3. Me: “what position did you deliver in?”
I get it, in movies and tv women only ever deliver on their backs, and that is the only place most of us have seen a delivery happen before having our own children.
First of all, there is no normal. You can deliver in whatever position where your vagina and perineum are exposed. Sidelying, squatting, and all fours are examples
Second of all, lying on your back makes delivery harder. Gravity is working against you because it is unable to pull your baby down on the cervix and you actually have to push your baby upward to deliver. You are also more likely to have worse pain because gravity pulls the back of your baby’s head toward your sacrum, one common cause of back labor. Finally, you are more likely to end up with worse tearing upon delivery.
What’s the upshot? Normal is the best position for you. I can help you figure out the best position for your body ahead of time by testing your ability to relax your pelvic floor.
4. Said by an obstetrician to a former patient with 9/10 pain when sitting, “just go have sex it will stretch everything out for you.”
No! If sitting is excruciatingly painful then sex is not going to make it better. See a pelvic floor therapist! In this particular case my patient was able complete daily tasks and movements without pain a week later. She was able to have pain-free intercourse 3 weeks later. Do not suffer, get help.

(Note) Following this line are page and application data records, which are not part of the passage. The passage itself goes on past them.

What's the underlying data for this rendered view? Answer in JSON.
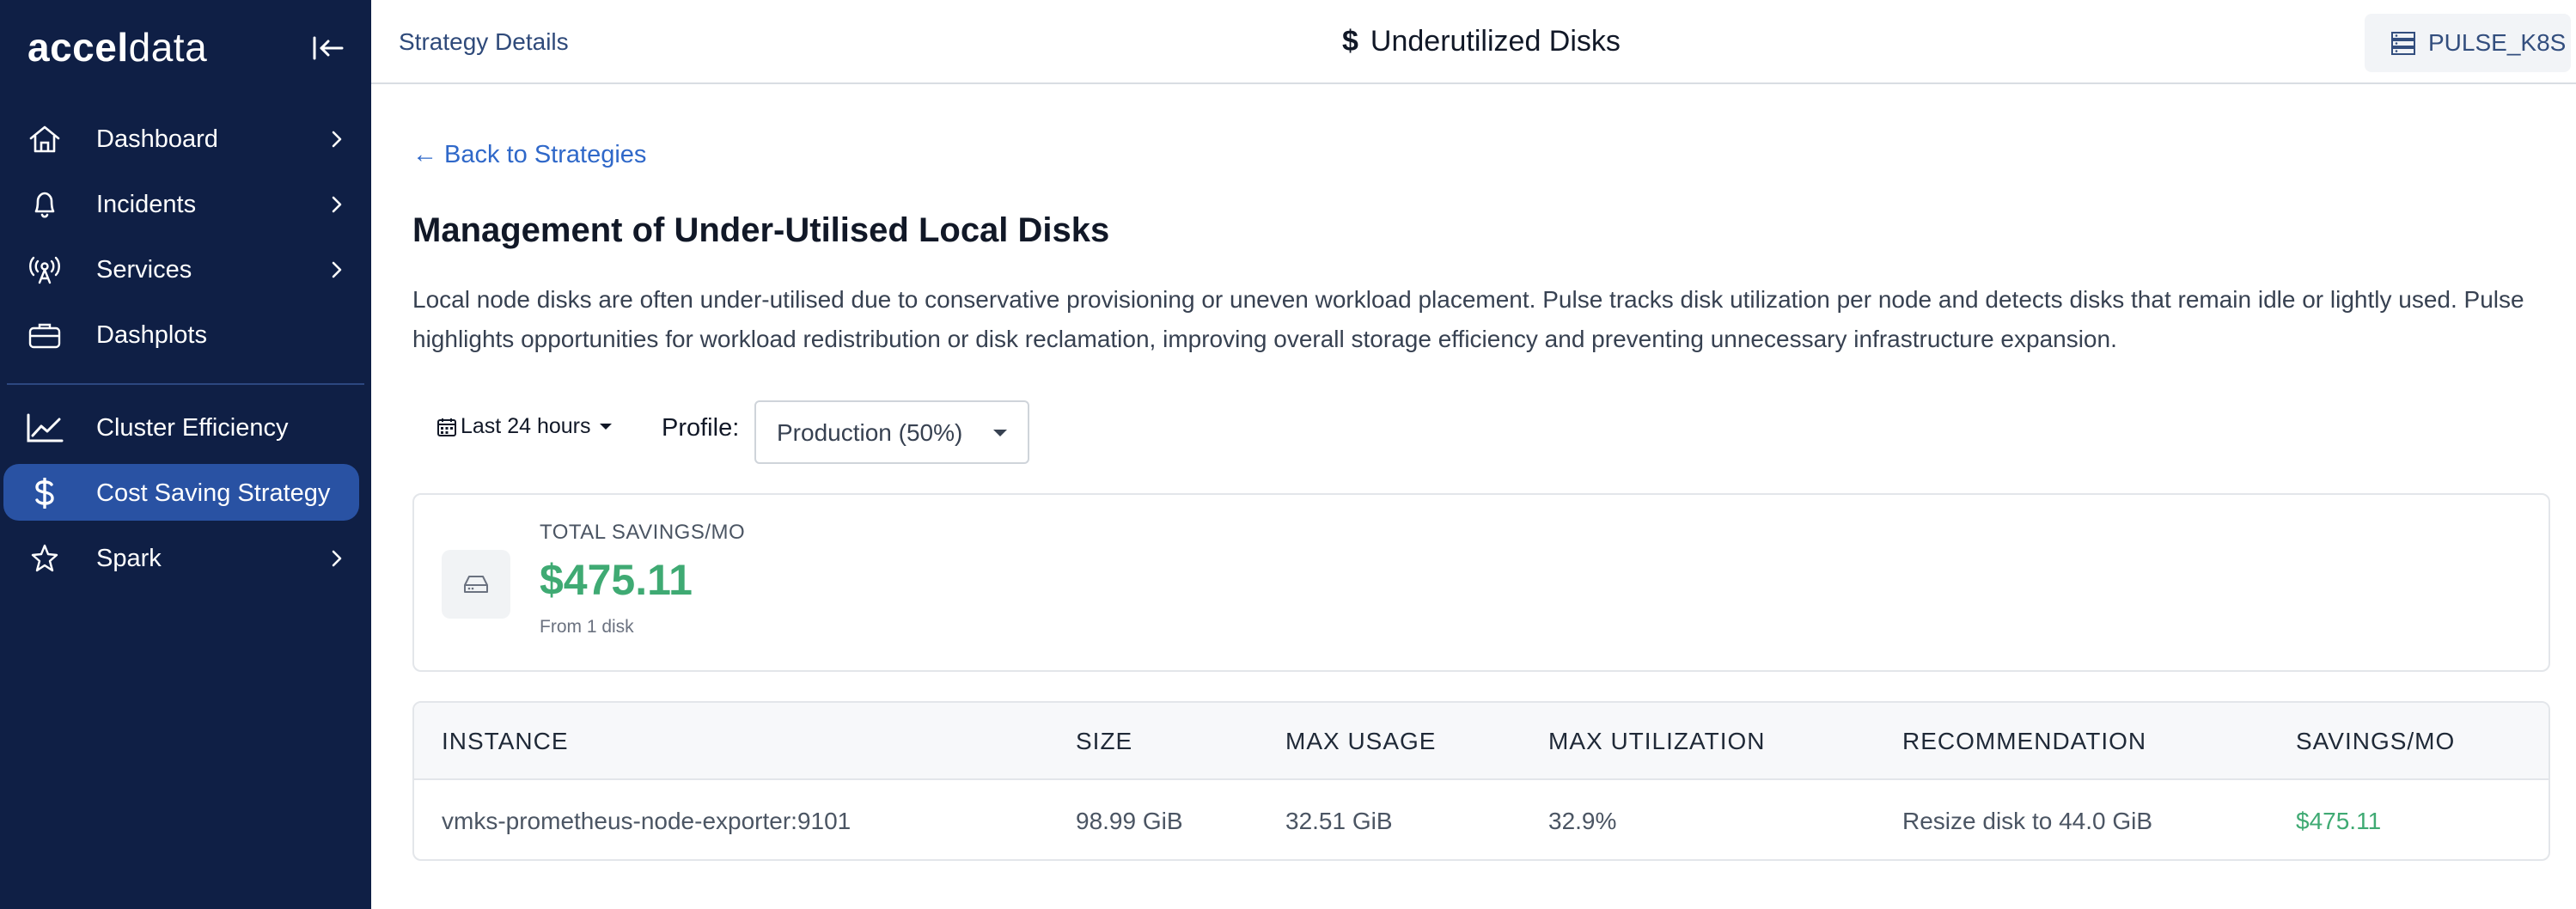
{
  "sidebar": {
    "logo_bold": "accel",
    "logo_light": "data",
    "items": [
      {
        "label": "Dashboard",
        "icon": "home-icon",
        "has_submenu": true
      },
      {
        "label": "Incidents",
        "icon": "bell-icon",
        "has_submenu": true
      },
      {
        "label": "Services",
        "icon": "antenna-icon",
        "has_submenu": true
      },
      {
        "label": "Dashplots",
        "icon": "briefcase-icon",
        "has_submenu": false
      },
      {
        "label": "Cluster Efficiency",
        "icon": "trend-chart-icon",
        "has_submenu": false
      },
      {
        "label": "Cost Saving Strategy",
        "icon": "dollar-icon",
        "has_submenu": false,
        "active": true
      },
      {
        "label": "Spark",
        "icon": "spark-icon",
        "has_submenu": true
      }
    ]
  },
  "header": {
    "breadcrumb": "Strategy Details",
    "title": "Underutilized Disks",
    "title_icon": "$",
    "cluster": "PULSE_K8S"
  },
  "main": {
    "back_link": "← Back to Strategies",
    "title": "Management of Under-Utilised Local Disks",
    "description": "Local node disks are often under-utilised due to conservative provisioning or uneven workload placement. Pulse tracks disk utilization per node and detects disks that remain idle or lightly used. Pulse highlights opportunities for workload redistribution or disk reclamation, improving overall storage efficiency and preventing unnecessary infrastructure expansion.",
    "time_range": "Last 24 hours",
    "profile_label": "Profile:",
    "profile_value": "Production (50%)",
    "summary": {
      "label": "TOTAL SAVINGS/MO",
      "value": "$475.11",
      "sub": "From 1 disk"
    },
    "table": {
      "headers": [
        "INSTANCE",
        "SIZE",
        "MAX USAGE",
        "MAX UTILIZATION",
        "RECOMMENDATION",
        "SAVINGS/MO"
      ],
      "rows": [
        [
          "vmks-prometheus-node-exporter:9101",
          "98.99 GiB",
          "32.51 GiB",
          "32.9%",
          "Resize disk to 44.0 GiB",
          "$475.11"
        ]
      ]
    }
  },
  "colors": {
    "sidebar_bg": "#0f1f45",
    "active_bg": "#2952a3",
    "link": "#2f68c9",
    "savings_green": "#3faa73"
  }
}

5. “I did not have a vaginal delivery, so I do not have any problems with my pelvic floor.” Your pelvic floor is affected by the 9 months of carrying your child. It is true that without a vaginal delivery you will not have perineal tearing, but the strain to your muscles during pregnancy and the scar tissue from your cesarean can also cause problems with your pelvic floor. Even if you have never had a child, you could benefit from pelvic floor physical therapy. I have treated women with primary complaints of pain with intercourse/tampons and hip pain who have had these symptoms as long as they can remember or caused by another external trauma (examples: a fall, a car accident, or being kicked in the hip by a horse).

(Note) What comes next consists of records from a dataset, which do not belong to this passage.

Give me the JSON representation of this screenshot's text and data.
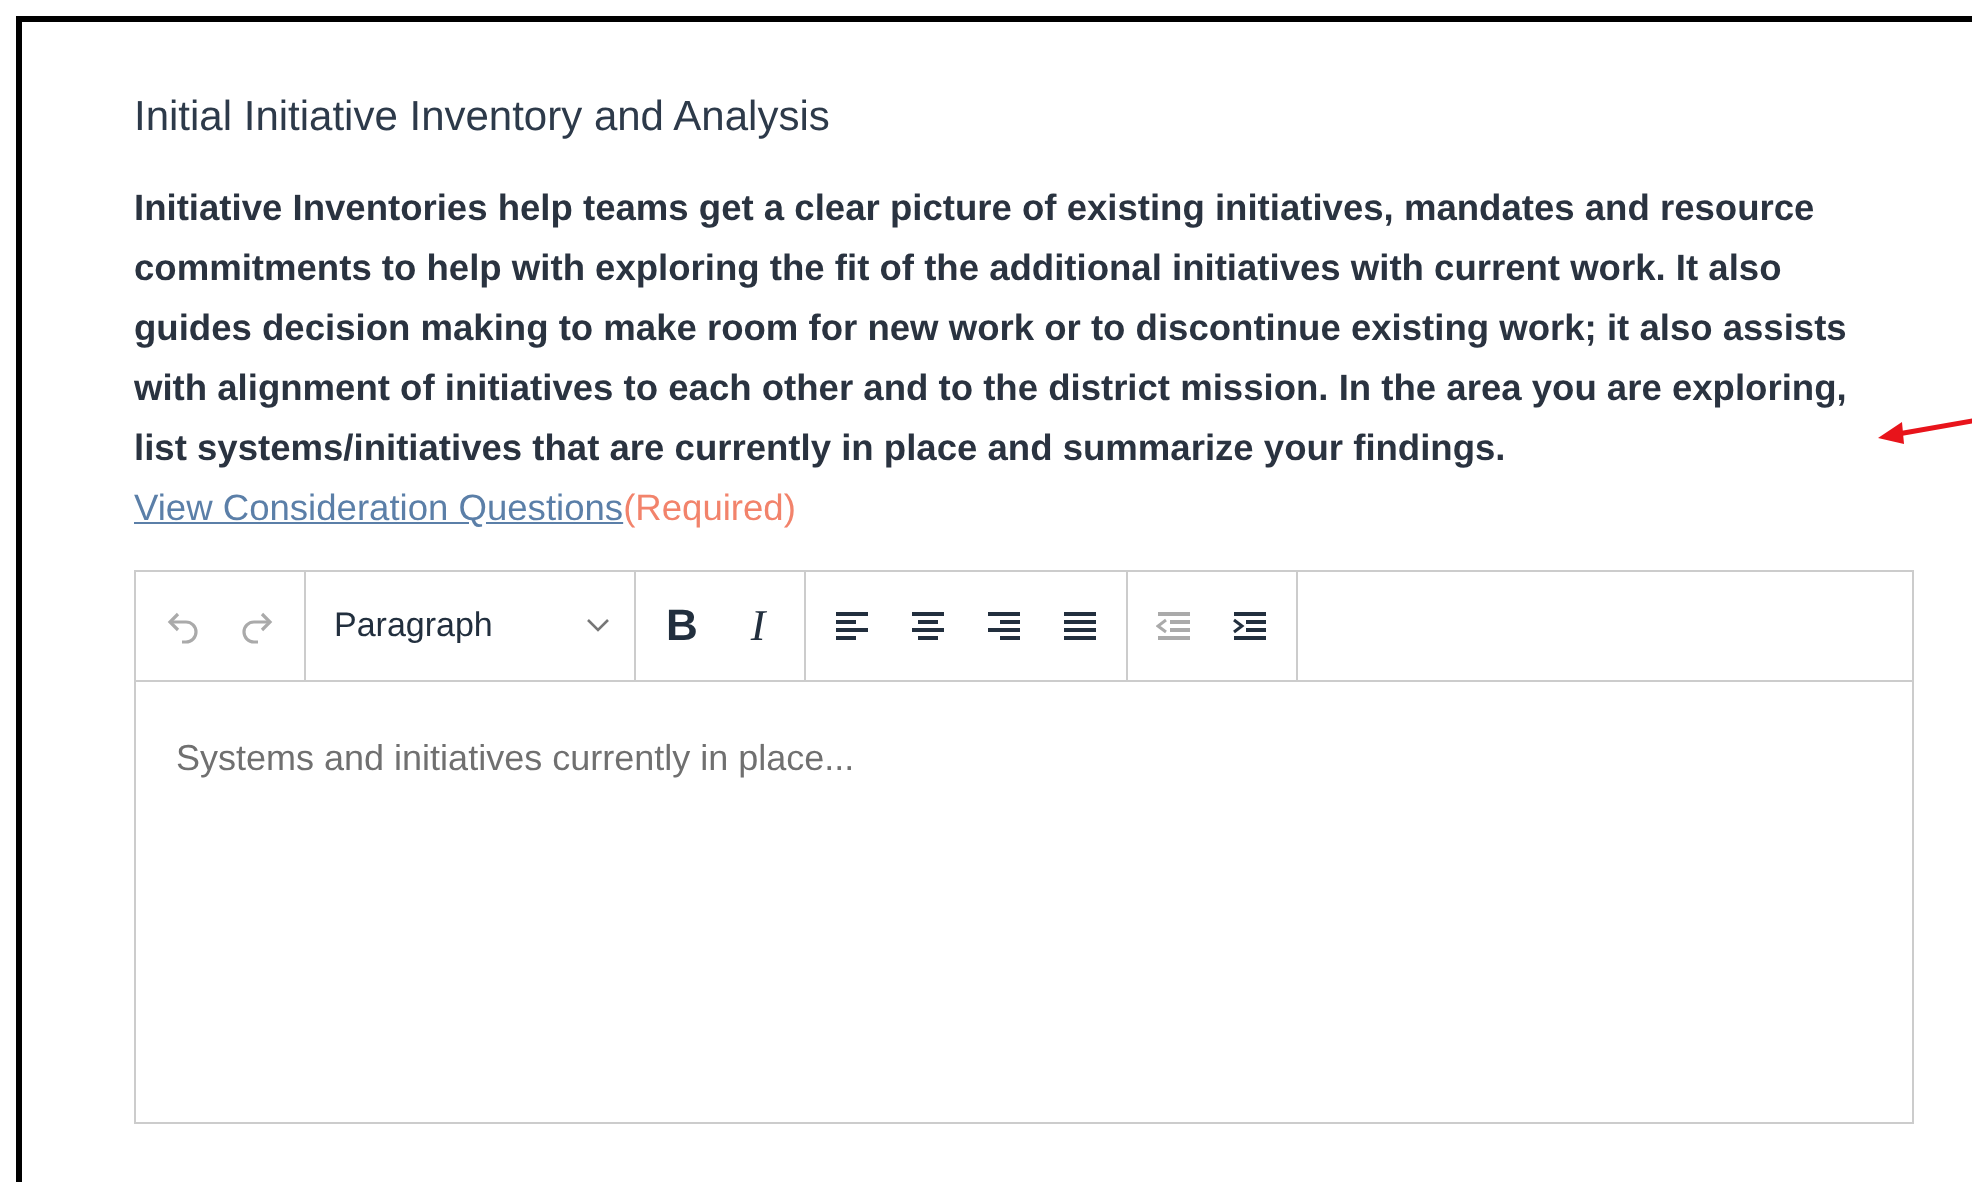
{
  "section": {
    "title": "Initial Initiative Inventory and Analysis",
    "description": "Initiative Inventories help teams get a clear picture of existing initiatives, mandates and resource commitments to help with exploring the fit of the additional initiatives with current work. It also guides decision making to make room for new work or to discontinue existing work; it also assists with alignment of initiatives to each other and to the district mission. In the area you are exploring, list systems/initiatives that are currently in place and summarize your findings.",
    "link": "View Consideration Questions",
    "required": "(Required)"
  },
  "editor": {
    "toolbar": [
      [
        {
          "kind": "undo",
          "disabled": true
        },
        {
          "kind": "redo",
          "disabled": true
        }
      ],
      [
        {
          "kind": "select",
          "label": "Paragraph",
          "disabled": false
        }
      ],
      [
        {
          "kind": "bold",
          "label": "B",
          "disabled": false
        },
        {
          "kind": "italic",
          "label": "I",
          "disabled": false
        }
      ],
      [
        {
          "kind": "align-left",
          "disabled": false
        },
        {
          "kind": "align-center",
          "disabled": false
        },
        {
          "kind": "align-right",
          "disabled": false
        },
        {
          "kind": "align-justify",
          "disabled": false
        }
      ],
      [
        {
          "kind": "outdent",
          "disabled": true
        },
        {
          "kind": "indent",
          "disabled": false
        }
      ]
    ],
    "placeholder": "Systems and initiatives currently in place..."
  }
}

If you have recently been pregnant then doing pelvic physical therapy will aide in your recovery, so you can get back to life faster. If you have pain in your hips, back, or pelvis that no one has been able to help you with then check out your pelvic floor.
Stop lowering your expectations for your life. You too can live a full and complete life without limiting yourself!
-Dr. Kate Uttech